MEXICO CITY — Mexico's Supreme Court struck down part of President Andrés Manuel López Obrador's 'jail, no bail' policy Thursday.
The court voted against mandatory pre-trial detention for people accused of fraud, smuggling or tax evasion. Because trials often take years in Mexico, the justices argued that being held in prison during trial was equivalent to being subjected to punishment before being convicted.
Instead, prosecutors would have to convince judges there are valid reasons not to release people on their own recognizance — for example, by arguing that they may pose a flight risk. The justices may vote next week on whether the possibility of pre-trial release may be justified for other crimes.
In 2019, López Obrador imposed mandatory pre-trial detention for a long list of crimes, and he views it as part of his crack-down on white collar criminals, like those accused of tax fraud. Mexico does not have cash bail, but before López Obrador changed the rules, judges could release suspects and require them to wear monitors, sign in at court or agree not to travel.
The president has long railed about corrupt judges and court rulings he doesn't like, and Thursday's supreme court vote was likely to spark more vocal attacks by the president.
Even before the ruling, López Obrador criticized the court for the widely expected Thursday vote.
"How can judges, magistrates and justices be defending white collar criminals? How can it be that money triumphs over justice?" López Obrador said before the ruling. "What tremendous shamelessness!"

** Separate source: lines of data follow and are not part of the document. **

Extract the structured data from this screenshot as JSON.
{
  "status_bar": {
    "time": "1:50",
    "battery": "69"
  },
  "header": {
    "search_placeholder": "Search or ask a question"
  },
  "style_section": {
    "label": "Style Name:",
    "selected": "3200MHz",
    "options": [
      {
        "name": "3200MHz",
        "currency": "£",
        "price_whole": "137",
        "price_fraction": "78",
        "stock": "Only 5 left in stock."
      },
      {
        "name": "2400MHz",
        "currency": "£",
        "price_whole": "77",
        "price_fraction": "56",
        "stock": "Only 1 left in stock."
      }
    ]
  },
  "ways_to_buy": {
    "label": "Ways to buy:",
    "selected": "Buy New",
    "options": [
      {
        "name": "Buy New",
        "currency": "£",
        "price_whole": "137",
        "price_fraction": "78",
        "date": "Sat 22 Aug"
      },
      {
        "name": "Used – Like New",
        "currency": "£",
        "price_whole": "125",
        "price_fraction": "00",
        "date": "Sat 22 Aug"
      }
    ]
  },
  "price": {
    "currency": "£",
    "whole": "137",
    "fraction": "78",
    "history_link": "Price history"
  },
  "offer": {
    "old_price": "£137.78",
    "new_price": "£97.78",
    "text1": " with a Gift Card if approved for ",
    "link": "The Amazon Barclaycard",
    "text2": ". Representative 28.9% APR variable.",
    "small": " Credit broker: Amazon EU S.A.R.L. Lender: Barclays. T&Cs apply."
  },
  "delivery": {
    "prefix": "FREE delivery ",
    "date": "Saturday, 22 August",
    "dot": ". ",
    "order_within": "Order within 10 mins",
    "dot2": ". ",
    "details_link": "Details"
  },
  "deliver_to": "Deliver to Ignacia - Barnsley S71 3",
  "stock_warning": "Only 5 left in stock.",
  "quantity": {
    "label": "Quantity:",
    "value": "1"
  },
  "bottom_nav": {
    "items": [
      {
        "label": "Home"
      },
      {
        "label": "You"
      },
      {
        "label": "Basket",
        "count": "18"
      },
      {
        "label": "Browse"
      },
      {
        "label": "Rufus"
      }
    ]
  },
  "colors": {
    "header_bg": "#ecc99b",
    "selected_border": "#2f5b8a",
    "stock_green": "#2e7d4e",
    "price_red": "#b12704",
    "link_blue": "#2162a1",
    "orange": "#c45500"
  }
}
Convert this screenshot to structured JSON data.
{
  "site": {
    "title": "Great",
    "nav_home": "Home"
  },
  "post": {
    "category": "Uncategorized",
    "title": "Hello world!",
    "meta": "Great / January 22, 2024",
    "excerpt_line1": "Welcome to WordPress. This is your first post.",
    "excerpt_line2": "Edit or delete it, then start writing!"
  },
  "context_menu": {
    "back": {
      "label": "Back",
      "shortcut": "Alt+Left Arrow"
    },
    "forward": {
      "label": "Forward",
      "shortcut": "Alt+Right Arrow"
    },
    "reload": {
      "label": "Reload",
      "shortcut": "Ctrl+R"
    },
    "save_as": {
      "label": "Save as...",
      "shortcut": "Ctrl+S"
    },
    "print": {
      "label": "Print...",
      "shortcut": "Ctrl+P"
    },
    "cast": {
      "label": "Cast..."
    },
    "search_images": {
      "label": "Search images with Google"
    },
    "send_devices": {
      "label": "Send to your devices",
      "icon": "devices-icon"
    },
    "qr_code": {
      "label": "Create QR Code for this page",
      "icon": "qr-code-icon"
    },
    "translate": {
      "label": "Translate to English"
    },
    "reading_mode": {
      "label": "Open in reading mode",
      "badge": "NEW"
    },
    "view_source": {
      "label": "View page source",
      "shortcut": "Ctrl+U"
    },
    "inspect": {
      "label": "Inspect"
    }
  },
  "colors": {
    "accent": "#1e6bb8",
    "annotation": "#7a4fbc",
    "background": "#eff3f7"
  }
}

The president has not been shy about accusing lower court judges of releasing drug and other suspects on procedural or technical points he clearly does not agree with. Underpaid, and often under threat, Mexican prosecutors often don't bring strong cases, or make intentional or unintentional errors.
"They free them because the prosecution case was poorly written, or for any other excuse, any other pretext," the president said, "because they have become very, very, very fixated on the fine points of the law."
López Obrador has fought the courts, often attacking their legitimacy and singling out individual judges for scorn, because courts have often blocked some of the president's key initiatives.
Observers say the courts have acted because López Obrador has often shoved through laws that openly contradict the country's Constitution or international treaties.
Previously, the president has focused most of his wrath on lower courts. On Thursday at a press briefing with López Obrador, Ricardo Mejia, Mexico's assistant secretary of public safety, said the administration would recommend bringing criminal charges against a judge who ordered the release of a suspected drug gang leader.
But much of the president's anger Thursday was directed at the Supreme Court, which is about to hear an appeal by a group that says government money and property should no longer be used to erect Christmas-season Nativity scenes, a staple in Mexico.
The appeal says that the government's participation in displaying Nativity scenes violates the constitutional separation of church and state.
The president angrily rejected that, even though the court has not ruled on the issue yet.
"That's an example. Why should they go against the traditions, the customs of the people?" López Obrador said.
López Obrador expanded the list of charges that require a suspect to be detained pending trial to 16, including some nonviolent crimes that may carry sentences of just a few months — far less than the amount of time most people spend awaiting trial.
Only about two of every 10 people accused of a crime in Mexico are ever found guilty. That means that of the estimated 92,000 suspects held pending trial — often in the same cells with hardened criminals — around 75,000 won't be convicted despite sometimes spending years locked up in Mexico's crowded, dangerous prisons.
Trials in Mexico can drag on for a surprisingly long time. Two men were recently released with ankle monitors after spending 17 years in prison while on trial for murder.
Being put into Mexican prisons, which are overcrowded, underfunded and controlled by gangs, can be hell for those on pretrial detention, who often enter with no prison smarts or gang connections.
The U.N. Working Group on Arbitrary Detention says that "mandatory pretrial detention violates international standards on human rights."